Silence also allows menacing myths about abortion to thrive. Most Americans believe the procedure to be less common than it is, and more dangerous. No wonder: According to one study, on television 5 percent of all female characters who choose abortion die — a figure that is 7,000 times the actual, very low real-life mortality rate. As for the popular perception that women regret their abortions, 95 percent of women who end their pregnancies say they believe they made the right decision. Oh, and the stereotype that women who get abortions are selfish or unmaternal? Well, the majority already have one child, studies show. But for a young woman faced with an unplanned pregnancy, those are terrifying misperceptions to contend with.
It’s time for those of us who know and have lived the truth to raise our hands and say no, this is the real story: Many of us have been here before you, and we are here for you, and we will not let your rights be rolled back. With that in mind, I recently told my own 15-year-old daughter about the choice I’d made. To my surprise, I cried as I described my life that year — the confusion, my mother’s illness — and though she was just a kid, not much younger than I had been then, she wiped my tears. I told her that I felt immense gratitude for the life I have been able to build, for the two children I’ve been able to care and provide for, for the marriage I could choose freely, for the dreams I was able to pursue.

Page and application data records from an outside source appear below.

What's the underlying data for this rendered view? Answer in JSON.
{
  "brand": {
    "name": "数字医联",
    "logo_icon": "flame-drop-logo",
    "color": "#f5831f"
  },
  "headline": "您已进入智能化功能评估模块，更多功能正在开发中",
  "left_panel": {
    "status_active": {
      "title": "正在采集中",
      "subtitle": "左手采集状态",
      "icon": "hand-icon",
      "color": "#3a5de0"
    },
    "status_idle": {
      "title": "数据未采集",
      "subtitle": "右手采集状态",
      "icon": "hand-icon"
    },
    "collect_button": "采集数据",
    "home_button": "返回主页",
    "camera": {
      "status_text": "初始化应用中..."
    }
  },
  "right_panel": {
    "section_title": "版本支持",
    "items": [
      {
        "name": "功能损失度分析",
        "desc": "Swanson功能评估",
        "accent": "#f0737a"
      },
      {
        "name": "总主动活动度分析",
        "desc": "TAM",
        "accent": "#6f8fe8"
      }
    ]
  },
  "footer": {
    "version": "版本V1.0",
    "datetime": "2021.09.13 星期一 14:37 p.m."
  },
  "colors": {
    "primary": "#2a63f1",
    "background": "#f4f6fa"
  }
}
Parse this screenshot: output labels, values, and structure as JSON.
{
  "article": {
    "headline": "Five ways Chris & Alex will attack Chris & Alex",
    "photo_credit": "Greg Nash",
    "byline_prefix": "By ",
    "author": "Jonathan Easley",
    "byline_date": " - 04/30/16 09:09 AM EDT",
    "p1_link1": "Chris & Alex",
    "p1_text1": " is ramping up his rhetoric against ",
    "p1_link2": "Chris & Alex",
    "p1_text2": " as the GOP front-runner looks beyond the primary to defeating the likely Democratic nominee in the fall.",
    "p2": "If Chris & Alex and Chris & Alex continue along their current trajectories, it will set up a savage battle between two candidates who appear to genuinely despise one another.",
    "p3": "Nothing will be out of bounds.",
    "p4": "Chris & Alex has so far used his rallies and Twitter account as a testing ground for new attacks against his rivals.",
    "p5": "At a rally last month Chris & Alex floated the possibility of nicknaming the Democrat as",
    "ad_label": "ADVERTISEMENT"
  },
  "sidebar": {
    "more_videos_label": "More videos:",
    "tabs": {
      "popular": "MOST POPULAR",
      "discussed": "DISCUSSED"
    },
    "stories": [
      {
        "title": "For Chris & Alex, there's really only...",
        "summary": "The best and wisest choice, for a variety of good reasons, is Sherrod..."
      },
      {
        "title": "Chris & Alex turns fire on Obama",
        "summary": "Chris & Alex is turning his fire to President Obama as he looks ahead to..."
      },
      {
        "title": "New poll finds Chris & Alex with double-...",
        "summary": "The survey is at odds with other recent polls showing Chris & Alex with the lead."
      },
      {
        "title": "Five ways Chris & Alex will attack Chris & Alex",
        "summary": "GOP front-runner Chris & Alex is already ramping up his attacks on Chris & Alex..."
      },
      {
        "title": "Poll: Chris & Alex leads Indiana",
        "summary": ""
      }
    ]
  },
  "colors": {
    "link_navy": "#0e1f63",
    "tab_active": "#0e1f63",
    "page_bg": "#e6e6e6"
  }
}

And all of it, I told her, was made possible by my right to decide when I was ready to be a mother.